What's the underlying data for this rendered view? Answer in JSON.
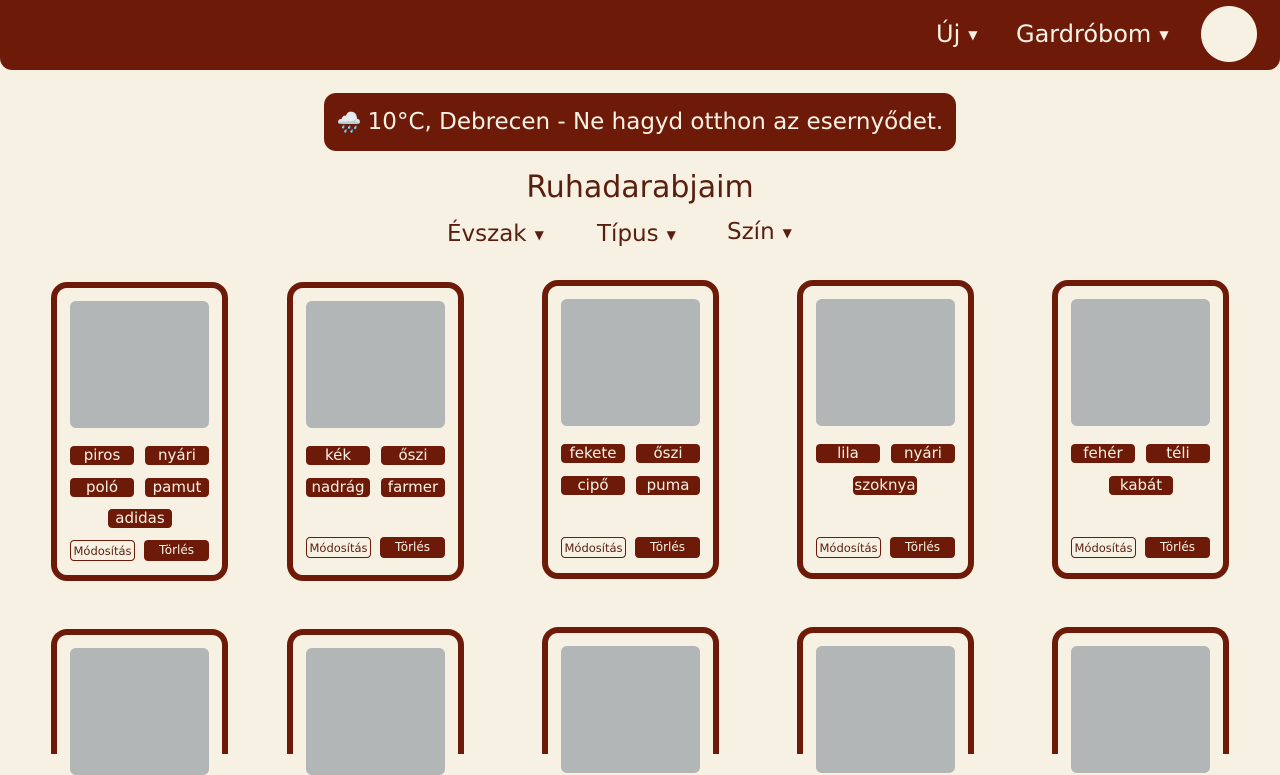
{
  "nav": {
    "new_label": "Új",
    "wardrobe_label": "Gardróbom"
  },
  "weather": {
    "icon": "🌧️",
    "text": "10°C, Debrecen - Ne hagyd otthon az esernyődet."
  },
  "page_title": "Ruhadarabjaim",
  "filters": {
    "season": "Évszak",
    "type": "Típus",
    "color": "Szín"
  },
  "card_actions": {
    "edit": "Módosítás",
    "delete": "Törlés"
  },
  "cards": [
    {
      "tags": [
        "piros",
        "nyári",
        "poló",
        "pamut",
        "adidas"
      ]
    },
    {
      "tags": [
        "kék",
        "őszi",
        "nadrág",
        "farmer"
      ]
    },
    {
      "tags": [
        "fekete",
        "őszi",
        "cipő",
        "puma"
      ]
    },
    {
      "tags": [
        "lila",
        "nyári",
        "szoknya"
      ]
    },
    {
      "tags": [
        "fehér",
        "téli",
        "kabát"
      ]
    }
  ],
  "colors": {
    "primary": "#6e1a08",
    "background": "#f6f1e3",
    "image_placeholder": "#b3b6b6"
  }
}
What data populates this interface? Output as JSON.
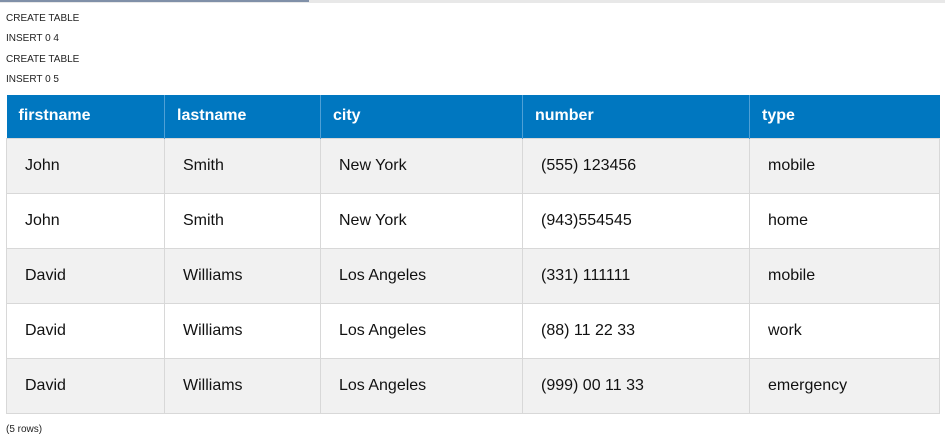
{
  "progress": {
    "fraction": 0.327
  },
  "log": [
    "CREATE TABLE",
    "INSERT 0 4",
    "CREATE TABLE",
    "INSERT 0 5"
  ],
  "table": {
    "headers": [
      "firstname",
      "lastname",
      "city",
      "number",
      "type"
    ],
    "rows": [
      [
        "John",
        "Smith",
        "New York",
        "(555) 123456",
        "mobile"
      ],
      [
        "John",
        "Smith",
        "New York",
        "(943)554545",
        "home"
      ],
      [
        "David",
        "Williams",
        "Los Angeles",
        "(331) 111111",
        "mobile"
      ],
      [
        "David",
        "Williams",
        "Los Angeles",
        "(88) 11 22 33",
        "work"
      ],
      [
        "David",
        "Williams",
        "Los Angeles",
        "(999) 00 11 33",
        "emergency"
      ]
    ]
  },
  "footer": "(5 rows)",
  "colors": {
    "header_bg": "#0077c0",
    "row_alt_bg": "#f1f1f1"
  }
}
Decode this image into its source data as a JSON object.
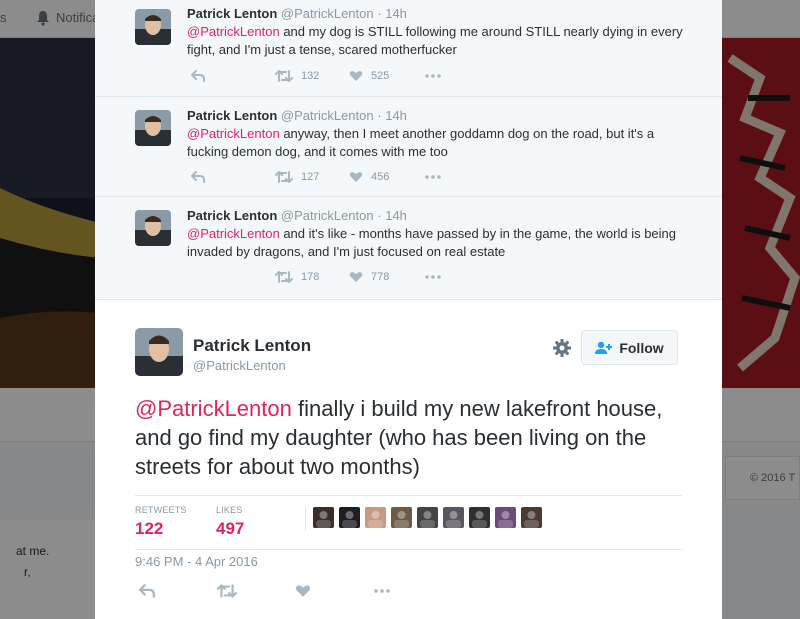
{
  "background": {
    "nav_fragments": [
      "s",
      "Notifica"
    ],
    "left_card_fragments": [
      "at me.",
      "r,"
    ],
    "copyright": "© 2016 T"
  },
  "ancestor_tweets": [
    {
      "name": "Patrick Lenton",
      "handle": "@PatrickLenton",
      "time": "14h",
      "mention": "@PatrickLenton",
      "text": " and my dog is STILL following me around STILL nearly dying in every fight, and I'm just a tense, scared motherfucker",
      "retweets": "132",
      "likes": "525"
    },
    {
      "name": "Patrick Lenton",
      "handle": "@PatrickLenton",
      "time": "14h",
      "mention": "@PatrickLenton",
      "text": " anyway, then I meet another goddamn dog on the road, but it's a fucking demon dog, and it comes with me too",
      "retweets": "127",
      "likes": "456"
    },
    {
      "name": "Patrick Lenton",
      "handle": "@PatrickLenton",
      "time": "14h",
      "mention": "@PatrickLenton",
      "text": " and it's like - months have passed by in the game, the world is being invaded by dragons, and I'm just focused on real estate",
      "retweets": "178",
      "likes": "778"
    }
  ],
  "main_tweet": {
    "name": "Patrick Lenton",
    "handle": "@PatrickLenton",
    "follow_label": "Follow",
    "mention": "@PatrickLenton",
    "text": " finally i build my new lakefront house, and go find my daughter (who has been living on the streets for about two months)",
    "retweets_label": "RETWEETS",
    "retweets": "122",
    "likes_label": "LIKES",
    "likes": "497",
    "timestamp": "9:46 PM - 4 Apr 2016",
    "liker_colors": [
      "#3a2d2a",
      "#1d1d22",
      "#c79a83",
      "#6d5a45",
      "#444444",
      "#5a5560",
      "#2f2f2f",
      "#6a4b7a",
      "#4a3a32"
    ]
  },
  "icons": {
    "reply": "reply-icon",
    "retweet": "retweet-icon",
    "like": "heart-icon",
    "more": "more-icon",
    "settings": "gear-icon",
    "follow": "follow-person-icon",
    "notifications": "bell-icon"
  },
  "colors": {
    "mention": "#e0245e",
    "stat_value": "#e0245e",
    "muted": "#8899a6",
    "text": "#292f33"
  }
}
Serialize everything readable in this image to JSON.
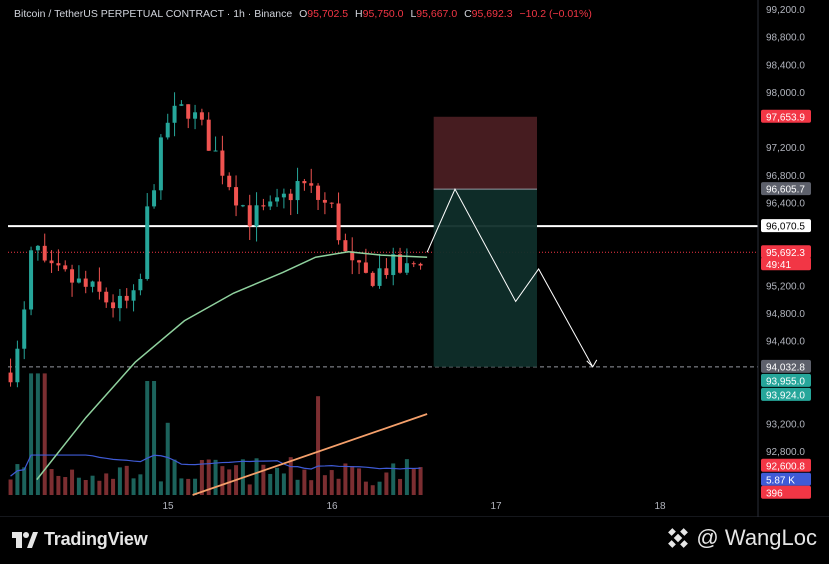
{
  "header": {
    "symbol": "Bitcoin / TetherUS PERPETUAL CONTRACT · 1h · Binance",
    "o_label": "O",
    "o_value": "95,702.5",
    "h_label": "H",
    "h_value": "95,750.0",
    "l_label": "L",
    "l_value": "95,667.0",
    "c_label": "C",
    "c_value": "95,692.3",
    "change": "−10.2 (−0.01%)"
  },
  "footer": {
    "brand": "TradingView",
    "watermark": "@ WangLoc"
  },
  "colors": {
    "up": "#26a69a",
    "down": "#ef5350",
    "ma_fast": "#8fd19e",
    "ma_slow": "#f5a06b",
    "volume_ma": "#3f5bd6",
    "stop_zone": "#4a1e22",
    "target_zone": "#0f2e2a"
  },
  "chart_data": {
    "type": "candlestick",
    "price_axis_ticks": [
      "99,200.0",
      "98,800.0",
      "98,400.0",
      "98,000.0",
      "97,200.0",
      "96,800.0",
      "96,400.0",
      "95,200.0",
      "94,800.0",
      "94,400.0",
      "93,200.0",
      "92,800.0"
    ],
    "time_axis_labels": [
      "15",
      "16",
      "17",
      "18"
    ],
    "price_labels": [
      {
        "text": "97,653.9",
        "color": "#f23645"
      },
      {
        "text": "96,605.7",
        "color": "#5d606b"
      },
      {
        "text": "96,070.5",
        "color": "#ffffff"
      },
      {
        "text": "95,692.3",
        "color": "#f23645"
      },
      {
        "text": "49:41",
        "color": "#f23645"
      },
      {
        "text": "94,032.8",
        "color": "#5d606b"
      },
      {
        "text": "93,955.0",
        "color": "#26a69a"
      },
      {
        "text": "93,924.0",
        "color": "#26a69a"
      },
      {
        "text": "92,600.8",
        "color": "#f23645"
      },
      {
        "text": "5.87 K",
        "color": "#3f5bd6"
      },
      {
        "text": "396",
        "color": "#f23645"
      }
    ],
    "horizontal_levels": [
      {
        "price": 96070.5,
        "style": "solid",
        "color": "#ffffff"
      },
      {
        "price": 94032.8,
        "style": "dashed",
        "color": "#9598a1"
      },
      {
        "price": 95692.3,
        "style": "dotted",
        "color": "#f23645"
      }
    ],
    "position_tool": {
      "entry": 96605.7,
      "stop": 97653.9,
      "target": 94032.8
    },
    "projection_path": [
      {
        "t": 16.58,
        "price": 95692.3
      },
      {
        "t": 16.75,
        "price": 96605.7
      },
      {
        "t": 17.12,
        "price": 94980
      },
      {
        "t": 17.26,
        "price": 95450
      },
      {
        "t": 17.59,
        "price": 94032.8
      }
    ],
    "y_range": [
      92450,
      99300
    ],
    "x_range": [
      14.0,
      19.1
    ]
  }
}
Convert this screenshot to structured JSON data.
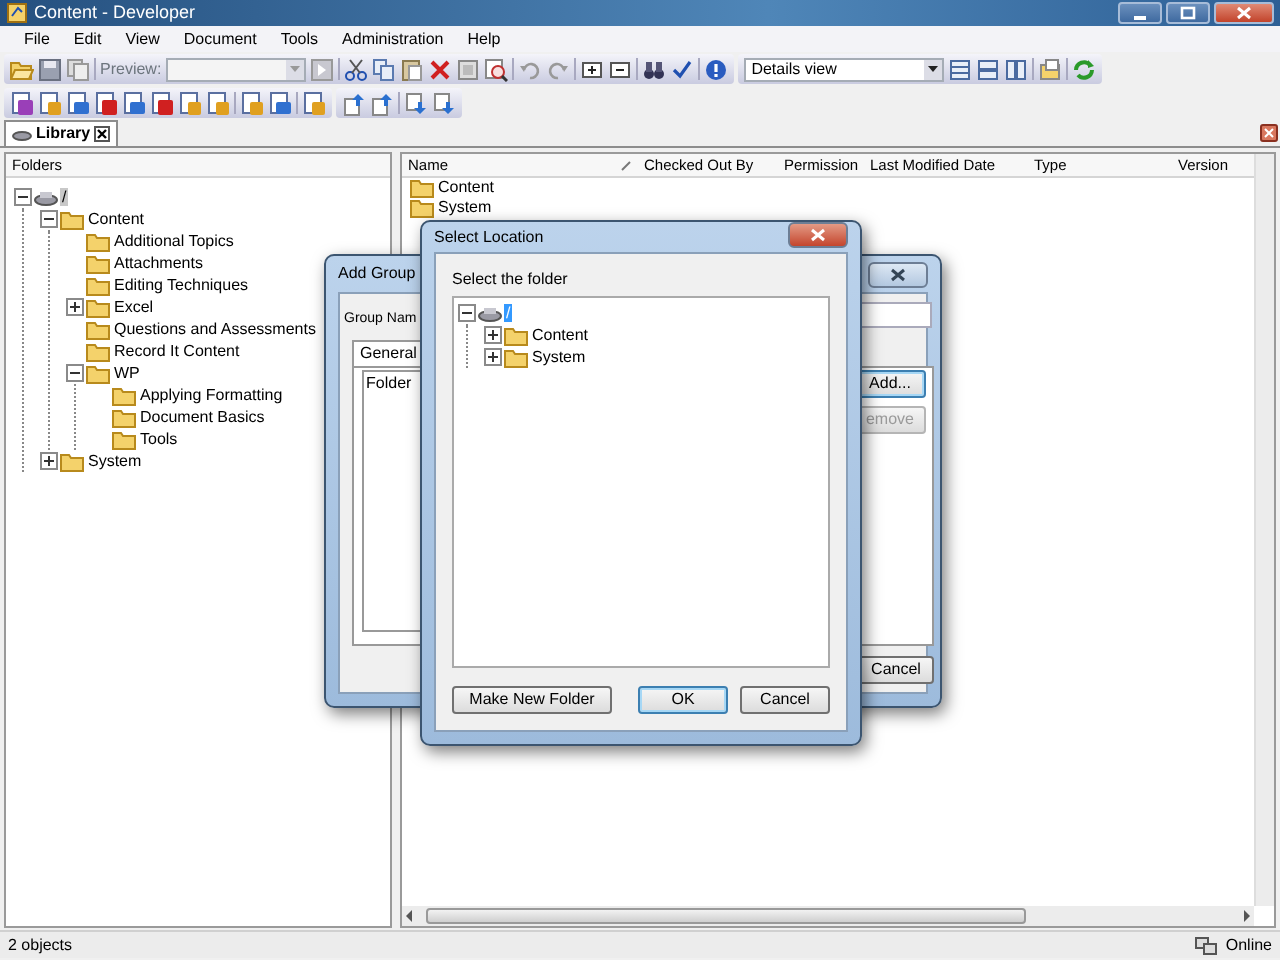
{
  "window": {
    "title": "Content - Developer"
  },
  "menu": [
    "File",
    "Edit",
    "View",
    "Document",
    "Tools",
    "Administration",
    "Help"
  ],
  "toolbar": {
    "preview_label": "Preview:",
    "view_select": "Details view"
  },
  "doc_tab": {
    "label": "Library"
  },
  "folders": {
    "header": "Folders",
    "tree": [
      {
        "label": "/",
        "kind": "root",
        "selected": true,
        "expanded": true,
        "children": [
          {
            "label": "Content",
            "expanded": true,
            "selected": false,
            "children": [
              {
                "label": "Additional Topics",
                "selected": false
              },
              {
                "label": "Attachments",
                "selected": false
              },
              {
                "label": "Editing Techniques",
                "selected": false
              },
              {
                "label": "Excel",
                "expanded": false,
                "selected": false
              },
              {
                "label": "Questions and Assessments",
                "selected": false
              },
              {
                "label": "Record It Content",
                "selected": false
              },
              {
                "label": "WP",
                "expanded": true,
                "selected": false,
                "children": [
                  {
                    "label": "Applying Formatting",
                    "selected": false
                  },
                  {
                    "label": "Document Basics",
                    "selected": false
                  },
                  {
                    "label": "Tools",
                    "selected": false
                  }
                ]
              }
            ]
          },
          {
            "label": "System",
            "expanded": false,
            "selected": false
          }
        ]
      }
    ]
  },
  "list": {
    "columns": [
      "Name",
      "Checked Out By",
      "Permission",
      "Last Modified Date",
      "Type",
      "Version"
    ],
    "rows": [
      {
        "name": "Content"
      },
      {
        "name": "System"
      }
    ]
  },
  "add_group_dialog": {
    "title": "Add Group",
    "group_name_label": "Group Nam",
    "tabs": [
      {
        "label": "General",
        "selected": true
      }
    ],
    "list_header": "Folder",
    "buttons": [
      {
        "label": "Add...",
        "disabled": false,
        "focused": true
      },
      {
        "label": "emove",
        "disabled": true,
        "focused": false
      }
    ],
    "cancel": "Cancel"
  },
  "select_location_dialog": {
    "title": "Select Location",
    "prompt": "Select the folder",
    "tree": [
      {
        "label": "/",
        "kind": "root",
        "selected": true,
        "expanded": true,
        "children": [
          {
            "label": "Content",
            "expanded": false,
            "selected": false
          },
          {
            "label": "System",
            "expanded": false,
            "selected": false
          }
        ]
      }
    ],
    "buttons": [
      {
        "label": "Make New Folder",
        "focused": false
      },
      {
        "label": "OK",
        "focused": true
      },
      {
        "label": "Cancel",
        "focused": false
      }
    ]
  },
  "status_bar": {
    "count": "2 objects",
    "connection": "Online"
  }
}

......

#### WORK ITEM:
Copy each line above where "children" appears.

#### ANSWER AREA:
        "children": [
            "children": [
                "children": [
        "children": [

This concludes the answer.